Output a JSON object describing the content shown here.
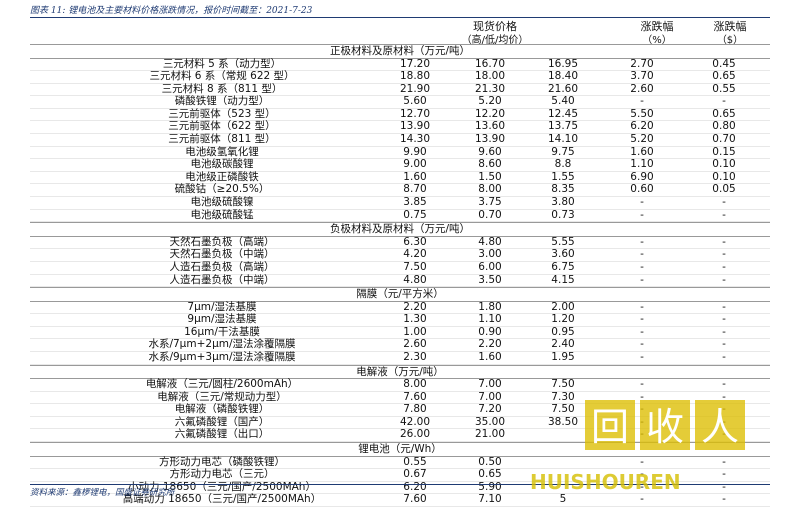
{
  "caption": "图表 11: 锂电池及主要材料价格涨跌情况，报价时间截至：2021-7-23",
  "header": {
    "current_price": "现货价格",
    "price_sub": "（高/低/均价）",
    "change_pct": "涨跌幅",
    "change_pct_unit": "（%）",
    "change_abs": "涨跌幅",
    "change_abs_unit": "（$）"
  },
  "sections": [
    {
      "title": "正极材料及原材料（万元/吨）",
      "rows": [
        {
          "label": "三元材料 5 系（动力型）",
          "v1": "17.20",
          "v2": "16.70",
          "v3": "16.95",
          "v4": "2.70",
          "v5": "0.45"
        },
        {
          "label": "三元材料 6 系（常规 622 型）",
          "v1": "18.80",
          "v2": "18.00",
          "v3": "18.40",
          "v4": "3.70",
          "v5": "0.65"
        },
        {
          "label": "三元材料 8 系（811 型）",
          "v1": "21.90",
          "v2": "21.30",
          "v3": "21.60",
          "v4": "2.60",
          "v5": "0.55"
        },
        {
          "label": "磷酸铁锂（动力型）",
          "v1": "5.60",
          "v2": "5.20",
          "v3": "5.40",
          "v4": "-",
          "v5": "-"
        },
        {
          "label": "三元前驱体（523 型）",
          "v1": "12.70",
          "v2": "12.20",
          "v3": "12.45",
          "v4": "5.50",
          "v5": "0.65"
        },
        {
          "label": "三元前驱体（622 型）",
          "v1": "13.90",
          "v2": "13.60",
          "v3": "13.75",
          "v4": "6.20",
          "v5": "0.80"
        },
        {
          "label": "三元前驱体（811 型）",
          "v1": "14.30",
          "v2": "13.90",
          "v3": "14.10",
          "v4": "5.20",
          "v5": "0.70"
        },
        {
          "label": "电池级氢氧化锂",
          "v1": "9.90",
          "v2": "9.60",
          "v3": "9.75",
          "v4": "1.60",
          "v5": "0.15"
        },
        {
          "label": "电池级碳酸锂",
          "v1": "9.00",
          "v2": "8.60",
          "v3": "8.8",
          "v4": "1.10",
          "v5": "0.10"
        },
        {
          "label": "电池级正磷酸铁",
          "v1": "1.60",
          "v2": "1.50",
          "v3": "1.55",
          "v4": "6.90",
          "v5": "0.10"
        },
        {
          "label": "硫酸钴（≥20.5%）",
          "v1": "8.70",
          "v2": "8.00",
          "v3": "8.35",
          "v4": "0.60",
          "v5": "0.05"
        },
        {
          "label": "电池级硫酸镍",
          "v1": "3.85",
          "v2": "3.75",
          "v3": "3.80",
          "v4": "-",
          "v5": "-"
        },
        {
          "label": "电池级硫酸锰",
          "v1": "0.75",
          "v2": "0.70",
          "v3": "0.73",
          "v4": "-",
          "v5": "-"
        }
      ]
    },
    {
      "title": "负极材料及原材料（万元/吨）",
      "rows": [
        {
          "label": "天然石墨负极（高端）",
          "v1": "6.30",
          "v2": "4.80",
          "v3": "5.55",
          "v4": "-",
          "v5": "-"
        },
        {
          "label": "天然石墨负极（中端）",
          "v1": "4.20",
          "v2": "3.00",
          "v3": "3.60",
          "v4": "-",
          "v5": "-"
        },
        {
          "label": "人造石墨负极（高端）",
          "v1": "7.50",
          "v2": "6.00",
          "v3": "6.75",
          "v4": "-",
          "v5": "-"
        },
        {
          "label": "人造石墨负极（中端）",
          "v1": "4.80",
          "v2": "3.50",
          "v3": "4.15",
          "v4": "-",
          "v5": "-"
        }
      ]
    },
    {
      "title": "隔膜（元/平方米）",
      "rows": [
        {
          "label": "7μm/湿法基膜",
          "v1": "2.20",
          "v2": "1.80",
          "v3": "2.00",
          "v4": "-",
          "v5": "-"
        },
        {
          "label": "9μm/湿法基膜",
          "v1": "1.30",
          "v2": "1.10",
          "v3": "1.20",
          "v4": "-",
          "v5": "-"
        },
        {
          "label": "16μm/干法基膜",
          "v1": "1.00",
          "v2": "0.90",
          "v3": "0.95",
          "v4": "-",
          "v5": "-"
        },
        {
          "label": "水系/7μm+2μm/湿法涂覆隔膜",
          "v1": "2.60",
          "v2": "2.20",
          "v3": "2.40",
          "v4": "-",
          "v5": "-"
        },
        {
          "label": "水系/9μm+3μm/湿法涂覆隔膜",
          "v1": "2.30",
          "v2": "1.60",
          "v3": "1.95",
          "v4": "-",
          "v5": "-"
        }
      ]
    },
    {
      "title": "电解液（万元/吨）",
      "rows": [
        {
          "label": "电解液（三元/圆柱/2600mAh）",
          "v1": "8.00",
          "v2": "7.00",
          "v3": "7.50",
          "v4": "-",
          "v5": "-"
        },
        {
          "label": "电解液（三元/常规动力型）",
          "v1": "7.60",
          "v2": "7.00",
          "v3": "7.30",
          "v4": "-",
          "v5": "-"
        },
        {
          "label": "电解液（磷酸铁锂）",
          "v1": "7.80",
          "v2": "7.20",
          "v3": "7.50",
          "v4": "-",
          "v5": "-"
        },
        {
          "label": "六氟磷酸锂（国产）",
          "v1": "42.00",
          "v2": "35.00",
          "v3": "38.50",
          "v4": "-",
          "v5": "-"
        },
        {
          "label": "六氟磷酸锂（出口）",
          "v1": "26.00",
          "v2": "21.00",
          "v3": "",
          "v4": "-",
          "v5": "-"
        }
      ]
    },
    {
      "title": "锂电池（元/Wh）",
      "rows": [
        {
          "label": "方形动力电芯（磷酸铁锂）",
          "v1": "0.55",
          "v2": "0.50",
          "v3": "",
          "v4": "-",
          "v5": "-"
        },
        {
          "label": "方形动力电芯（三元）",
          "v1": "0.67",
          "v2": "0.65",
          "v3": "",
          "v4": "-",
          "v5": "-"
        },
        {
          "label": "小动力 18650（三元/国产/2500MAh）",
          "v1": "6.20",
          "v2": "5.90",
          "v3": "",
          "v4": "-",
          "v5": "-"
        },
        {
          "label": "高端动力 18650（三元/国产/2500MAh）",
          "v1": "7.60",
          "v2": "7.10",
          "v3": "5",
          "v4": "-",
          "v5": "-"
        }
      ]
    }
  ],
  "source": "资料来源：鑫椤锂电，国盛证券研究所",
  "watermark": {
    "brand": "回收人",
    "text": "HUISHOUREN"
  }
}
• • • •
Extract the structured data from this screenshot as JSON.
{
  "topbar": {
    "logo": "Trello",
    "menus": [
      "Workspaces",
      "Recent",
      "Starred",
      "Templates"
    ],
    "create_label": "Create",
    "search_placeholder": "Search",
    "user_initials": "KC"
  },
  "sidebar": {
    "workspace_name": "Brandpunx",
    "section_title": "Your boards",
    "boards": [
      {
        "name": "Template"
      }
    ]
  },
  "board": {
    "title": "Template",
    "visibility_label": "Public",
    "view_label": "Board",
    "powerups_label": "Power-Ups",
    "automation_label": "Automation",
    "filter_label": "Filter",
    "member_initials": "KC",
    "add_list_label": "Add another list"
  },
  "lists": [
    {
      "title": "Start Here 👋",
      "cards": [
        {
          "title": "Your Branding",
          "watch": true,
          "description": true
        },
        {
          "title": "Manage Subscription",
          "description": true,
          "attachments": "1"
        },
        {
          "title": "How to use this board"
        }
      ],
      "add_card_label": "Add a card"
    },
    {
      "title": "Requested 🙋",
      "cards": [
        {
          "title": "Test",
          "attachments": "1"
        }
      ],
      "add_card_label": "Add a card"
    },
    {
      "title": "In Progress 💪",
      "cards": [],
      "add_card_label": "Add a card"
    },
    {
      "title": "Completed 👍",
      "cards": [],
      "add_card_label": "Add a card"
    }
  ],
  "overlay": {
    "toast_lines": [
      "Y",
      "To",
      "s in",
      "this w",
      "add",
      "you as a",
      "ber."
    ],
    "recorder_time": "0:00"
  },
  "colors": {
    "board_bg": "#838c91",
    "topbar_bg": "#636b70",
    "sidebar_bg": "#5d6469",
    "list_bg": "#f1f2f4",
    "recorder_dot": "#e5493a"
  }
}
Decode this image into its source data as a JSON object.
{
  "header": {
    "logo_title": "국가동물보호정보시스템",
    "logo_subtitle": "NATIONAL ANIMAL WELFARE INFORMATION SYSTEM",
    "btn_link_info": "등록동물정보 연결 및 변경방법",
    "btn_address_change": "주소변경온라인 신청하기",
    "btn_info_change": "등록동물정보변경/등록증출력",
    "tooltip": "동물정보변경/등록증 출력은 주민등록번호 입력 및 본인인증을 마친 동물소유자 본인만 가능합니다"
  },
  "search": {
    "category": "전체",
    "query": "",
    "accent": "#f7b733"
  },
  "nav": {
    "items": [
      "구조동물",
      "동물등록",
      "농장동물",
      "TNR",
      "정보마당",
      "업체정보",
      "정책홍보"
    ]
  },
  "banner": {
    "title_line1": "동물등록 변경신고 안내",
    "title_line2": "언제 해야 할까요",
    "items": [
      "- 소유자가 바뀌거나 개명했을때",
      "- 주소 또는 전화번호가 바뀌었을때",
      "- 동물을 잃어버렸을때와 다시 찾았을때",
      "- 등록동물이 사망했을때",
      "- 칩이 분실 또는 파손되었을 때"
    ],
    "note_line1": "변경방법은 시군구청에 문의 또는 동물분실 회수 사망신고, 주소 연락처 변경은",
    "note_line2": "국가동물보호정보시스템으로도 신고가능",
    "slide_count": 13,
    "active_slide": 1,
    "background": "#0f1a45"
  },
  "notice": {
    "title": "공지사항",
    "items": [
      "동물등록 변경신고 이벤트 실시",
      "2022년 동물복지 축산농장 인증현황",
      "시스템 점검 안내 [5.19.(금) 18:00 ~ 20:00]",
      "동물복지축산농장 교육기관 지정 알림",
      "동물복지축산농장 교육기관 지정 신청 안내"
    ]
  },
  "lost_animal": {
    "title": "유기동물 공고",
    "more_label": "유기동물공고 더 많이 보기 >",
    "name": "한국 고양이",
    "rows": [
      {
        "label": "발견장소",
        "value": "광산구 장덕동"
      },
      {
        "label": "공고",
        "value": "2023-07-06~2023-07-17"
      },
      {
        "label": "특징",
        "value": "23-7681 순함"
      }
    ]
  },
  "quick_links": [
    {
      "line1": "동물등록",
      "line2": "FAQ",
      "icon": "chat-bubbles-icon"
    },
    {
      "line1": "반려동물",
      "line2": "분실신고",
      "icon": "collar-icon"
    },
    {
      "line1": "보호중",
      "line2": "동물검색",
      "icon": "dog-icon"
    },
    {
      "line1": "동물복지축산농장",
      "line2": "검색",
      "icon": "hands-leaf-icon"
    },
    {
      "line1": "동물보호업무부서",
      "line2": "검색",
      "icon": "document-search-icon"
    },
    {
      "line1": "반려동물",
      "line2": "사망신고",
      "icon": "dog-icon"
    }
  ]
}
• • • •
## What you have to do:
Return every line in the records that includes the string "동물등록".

## Answer area:
      "동물등록",
    "title_line1": "동물등록 변경신고 안내",
      "동물등록 변경신고 이벤트 실시",
      "line1": "동물등록",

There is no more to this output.